▶ [What the exercise asks]
Please restate each entry exactly, without skipping any.

▬▬▬

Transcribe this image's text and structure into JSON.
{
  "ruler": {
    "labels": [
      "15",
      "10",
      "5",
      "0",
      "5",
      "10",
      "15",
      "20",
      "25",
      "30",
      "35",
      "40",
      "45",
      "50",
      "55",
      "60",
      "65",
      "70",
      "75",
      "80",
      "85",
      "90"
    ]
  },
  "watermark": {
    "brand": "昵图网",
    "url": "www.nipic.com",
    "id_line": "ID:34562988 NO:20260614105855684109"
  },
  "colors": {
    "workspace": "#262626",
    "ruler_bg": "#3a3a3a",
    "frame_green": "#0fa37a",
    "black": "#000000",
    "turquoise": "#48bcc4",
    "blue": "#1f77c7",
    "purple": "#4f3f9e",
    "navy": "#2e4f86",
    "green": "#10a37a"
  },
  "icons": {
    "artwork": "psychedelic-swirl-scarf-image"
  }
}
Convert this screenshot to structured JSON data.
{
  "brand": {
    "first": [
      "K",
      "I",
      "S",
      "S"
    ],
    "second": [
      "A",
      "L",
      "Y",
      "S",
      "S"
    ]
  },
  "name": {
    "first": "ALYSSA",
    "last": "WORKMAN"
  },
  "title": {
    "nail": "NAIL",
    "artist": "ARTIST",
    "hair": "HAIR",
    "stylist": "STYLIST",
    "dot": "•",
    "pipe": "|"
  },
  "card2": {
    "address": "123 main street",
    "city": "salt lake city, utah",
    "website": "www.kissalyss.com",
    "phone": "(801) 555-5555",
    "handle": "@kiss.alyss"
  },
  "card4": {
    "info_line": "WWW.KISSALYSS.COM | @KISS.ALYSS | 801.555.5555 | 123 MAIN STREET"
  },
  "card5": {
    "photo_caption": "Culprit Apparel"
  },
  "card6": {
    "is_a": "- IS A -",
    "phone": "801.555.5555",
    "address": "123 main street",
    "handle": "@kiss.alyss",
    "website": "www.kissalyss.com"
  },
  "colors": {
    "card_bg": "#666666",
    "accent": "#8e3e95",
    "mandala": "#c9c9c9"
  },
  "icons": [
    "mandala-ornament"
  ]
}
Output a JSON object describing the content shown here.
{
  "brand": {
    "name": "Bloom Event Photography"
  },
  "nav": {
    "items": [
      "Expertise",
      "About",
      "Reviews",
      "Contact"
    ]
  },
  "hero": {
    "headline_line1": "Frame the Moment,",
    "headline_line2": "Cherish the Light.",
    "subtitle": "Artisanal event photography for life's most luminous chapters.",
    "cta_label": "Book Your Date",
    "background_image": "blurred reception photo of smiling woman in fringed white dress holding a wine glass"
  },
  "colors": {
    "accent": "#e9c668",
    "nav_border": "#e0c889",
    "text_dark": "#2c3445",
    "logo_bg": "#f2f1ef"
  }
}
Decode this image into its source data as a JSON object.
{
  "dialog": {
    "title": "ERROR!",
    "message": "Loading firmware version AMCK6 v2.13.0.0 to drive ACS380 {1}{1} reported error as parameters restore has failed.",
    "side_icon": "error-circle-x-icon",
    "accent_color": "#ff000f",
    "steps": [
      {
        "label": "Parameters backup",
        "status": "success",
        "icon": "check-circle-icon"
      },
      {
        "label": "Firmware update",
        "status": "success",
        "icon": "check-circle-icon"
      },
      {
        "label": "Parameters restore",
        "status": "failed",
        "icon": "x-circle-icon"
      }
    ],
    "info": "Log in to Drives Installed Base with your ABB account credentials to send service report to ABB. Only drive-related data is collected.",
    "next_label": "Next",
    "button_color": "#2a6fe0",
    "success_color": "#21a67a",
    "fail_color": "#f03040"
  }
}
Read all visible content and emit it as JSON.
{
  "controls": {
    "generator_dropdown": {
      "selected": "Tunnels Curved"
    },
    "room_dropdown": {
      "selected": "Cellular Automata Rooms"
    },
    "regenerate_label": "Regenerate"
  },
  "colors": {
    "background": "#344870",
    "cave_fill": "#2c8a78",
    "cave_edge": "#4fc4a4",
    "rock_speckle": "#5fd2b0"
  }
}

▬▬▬

▶ [Solution for this exercise]
Transcribe this image's text and structure into JSON.
{
  "ruler": {
    "labels": [
      "15",
      "10",
      "5",
      "0",
      "5",
      "10",
      "15",
      "20",
      "25",
      "30",
      "35",
      "40",
      "45",
      "50",
      "55",
      "60",
      "65",
      "70",
      "75",
      "80",
      "85",
      "90"
    ]
  },
  "watermark": {
    "brand": "昵图网",
    "url": "www.nipic.com",
    "id_line": "ID:34562988 NO:20260614105855684109"
  },
  "colors": {
    "workspace": "#262626",
    "ruler_bg": "#3a3a3a",
    "frame_green": "#0fa37a",
    "black": "#000000",
    "turquoise": "#48bcc4",
    "blue": "#1f77c7",
    "purple": "#4f3f9e",
    "navy": "#2e4f86",
    "green": "#10a37a"
  },
  "icons": {
    "artwork": "psychedelic-swirl-scarf-image"
  }
}
Convert this screenshot to structured JSON data.
{
  "brand": {
    "first": [
      "K",
      "I",
      "S",
      "S"
    ],
    "second": [
      "A",
      "L",
      "Y",
      "S",
      "S"
    ]
  },
  "name": {
    "first": "ALYSSA",
    "last": "WORKMAN"
  },
  "title": {
    "nail": "NAIL",
    "artist": "ARTIST",
    "hair": "HAIR",
    "stylist": "STYLIST",
    "dot": "•",
    "pipe": "|"
  },
  "card2": {
    "address": "123 main street",
    "city": "salt lake city, utah",
    "website": "www.kissalyss.com",
    "phone": "(801) 555-5555",
    "handle": "@kiss.alyss"
  },
  "card4": {
    "info_line": "WWW.KISSALYSS.COM | @KISS.ALYSS | 801.555.5555 | 123 MAIN STREET"
  },
  "card5": {
    "photo_caption": "Culprit Apparel"
  },
  "card6": {
    "is_a": "- IS A -",
    "phone": "801.555.5555",
    "address": "123 main street",
    "handle": "@kiss.alyss",
    "website": "www.kissalyss.com"
  },
  "colors": {
    "card_bg": "#666666",
    "accent": "#8e3e95",
    "mandala": "#c9c9c9"
  },
  "icons": [
    "mandala-ornament"
  ]
}
Output a JSON object describing the content shown here.
{
  "brand": {
    "name": "Bloom Event Photography"
  },
  "nav": {
    "items": [
      "Expertise",
      "About",
      "Reviews",
      "Contact"
    ]
  },
  "hero": {
    "headline_line1": "Frame the Moment,",
    "headline_line2": "Cherish the Light.",
    "subtitle": "Artisanal event photography for life's most luminous chapters.",
    "cta_label": "Book Your Date",
    "background_image": "blurred reception photo of smiling woman in fringed white dress holding a wine glass"
  },
  "colors": {
    "accent": "#e9c668",
    "nav_border": "#e0c889",
    "text_dark": "#2c3445",
    "logo_bg": "#f2f1ef"
  }
}
Decode this image into its source data as a JSON object.
{
  "dialog": {
    "title": "ERROR!",
    "message": "Loading firmware version AMCK6 v2.13.0.0 to drive ACS380 {1}{1} reported error as parameters restore has failed.",
    "side_icon": "error-circle-x-icon",
    "accent_color": "#ff000f",
    "steps": [
      {
        "label": "Parameters backup",
        "status": "success",
        "icon": "check-circle-icon"
      },
      {
        "label": "Firmware update",
        "status": "success",
        "icon": "check-circle-icon"
      },
      {
        "label": "Parameters restore",
        "status": "failed",
        "icon": "x-circle-icon"
      }
    ],
    "info": "Log in to Drives Installed Base with your ABB account credentials to send service report to ABB. Only drive-related data is collected.",
    "next_label": "Next",
    "button_color": "#2a6fe0",
    "success_color": "#21a67a",
    "fail_color": "#f03040"
  }
}
Read all visible content and emit it as JSON.
{
  "controls": {
    "generator_dropdown": {
      "selected": "Tunnels Curved"
    },
    "room_dropdown": {
      "selected": "Cellular Automata Rooms"
    },
    "regenerate_label": "Regenerate"
  },
  "colors": {
    "background": "#344870",
    "cave_fill": "#2c8a78",
    "cave_edge": "#4fc4a4",
    "rock_speckle": "#5fd2b0"
  }
}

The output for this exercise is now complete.